__Excerpts from an interface dataset__
=====
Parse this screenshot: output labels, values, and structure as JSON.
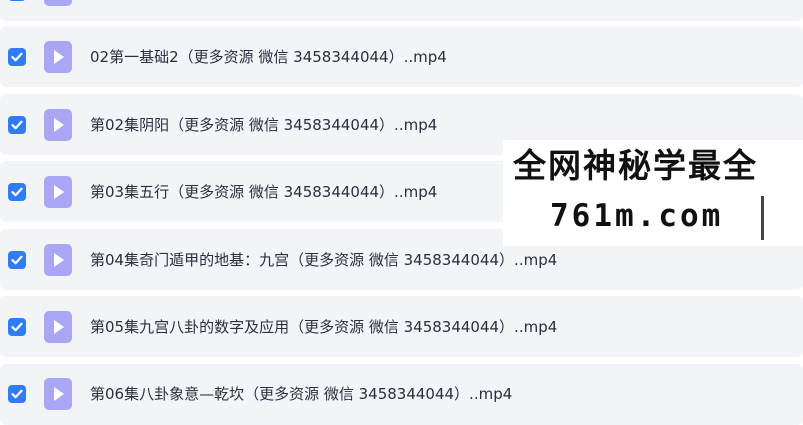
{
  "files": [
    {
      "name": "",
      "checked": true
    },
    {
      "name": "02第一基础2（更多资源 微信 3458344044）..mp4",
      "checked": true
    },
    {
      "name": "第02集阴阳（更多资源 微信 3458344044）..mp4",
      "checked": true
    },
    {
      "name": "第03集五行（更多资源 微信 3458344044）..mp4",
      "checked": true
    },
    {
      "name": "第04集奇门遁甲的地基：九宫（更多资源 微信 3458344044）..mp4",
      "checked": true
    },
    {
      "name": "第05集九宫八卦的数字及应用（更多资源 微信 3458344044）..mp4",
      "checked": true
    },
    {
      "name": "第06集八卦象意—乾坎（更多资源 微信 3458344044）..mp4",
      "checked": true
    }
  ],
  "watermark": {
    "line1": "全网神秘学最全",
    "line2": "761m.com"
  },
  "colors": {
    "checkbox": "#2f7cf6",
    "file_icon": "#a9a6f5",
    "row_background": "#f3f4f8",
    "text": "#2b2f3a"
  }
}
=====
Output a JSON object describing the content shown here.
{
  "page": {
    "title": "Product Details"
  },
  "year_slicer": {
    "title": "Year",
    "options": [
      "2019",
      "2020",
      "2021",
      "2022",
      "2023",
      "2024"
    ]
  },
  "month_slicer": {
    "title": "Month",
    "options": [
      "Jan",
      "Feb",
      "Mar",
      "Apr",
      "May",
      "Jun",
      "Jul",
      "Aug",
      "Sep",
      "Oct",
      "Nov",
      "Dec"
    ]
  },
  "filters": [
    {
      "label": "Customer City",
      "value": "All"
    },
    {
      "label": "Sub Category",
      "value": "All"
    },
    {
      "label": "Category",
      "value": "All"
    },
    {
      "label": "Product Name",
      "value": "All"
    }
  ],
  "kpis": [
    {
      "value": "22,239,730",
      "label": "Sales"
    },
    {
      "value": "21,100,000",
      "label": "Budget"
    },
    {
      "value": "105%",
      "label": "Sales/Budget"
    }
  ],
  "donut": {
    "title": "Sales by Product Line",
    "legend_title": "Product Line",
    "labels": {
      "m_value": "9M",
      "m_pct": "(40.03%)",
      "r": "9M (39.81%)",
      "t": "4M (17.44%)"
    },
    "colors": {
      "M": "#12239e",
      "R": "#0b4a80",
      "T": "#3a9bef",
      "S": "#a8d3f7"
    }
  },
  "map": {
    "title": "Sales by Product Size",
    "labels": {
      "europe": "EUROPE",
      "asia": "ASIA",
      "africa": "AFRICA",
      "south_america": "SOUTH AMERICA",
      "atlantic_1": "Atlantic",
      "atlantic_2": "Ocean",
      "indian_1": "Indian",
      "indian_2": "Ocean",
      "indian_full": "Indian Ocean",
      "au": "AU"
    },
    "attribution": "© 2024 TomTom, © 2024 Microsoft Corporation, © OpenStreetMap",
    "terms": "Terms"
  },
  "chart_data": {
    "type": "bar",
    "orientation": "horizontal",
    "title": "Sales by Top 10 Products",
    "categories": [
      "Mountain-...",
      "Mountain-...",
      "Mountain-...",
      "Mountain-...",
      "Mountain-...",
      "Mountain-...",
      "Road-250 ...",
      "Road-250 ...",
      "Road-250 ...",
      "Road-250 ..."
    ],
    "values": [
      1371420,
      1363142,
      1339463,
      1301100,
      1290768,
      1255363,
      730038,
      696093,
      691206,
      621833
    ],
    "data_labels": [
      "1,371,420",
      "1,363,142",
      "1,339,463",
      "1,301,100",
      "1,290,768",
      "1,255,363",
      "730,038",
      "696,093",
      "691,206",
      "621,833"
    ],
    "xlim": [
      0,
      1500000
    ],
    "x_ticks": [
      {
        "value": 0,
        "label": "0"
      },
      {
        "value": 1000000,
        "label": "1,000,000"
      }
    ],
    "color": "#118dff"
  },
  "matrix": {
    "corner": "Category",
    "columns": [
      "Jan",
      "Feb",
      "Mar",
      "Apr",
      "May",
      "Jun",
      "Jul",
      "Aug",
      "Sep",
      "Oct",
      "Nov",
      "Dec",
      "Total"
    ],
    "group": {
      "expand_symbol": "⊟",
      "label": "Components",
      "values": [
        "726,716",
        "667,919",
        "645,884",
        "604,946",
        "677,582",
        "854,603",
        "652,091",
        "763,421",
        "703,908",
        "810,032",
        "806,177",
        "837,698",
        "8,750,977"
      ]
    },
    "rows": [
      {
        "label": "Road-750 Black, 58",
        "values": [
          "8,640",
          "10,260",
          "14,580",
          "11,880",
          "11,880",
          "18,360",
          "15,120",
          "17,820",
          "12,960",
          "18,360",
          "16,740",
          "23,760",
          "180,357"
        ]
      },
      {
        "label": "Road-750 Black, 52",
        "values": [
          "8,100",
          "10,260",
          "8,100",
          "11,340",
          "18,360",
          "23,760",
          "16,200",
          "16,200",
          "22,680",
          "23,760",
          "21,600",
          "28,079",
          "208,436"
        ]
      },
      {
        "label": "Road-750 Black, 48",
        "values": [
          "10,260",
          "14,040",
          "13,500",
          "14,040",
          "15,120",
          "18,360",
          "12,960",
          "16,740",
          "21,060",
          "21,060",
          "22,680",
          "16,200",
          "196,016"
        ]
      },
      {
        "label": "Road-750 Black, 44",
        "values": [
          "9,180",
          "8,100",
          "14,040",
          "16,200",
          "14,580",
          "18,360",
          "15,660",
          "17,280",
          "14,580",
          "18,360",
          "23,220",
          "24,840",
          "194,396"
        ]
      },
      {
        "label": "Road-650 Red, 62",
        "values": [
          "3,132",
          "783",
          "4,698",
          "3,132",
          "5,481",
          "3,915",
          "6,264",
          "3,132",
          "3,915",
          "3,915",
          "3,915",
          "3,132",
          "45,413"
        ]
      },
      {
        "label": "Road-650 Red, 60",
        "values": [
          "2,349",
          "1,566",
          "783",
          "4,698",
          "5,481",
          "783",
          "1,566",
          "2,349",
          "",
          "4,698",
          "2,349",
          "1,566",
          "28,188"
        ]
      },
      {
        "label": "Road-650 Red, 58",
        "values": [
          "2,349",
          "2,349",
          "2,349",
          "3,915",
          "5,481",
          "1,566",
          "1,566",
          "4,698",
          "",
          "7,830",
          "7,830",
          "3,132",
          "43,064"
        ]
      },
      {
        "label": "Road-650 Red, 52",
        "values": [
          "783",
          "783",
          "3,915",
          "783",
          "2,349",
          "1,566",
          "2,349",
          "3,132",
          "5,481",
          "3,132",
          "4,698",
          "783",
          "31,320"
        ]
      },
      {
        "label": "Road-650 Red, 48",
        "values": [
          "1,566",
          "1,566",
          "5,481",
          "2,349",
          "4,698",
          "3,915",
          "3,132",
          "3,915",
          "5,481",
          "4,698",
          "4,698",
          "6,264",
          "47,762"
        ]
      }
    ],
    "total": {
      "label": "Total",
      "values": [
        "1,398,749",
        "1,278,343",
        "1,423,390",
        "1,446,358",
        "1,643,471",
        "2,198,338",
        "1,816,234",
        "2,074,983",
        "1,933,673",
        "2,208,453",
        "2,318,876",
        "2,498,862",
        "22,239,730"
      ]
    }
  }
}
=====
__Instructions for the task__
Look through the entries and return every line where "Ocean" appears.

__Task response__
      "atlantic_2": "Ocean",
      "indian_2": "Ocean",
      "indian_full": "Indian Ocean",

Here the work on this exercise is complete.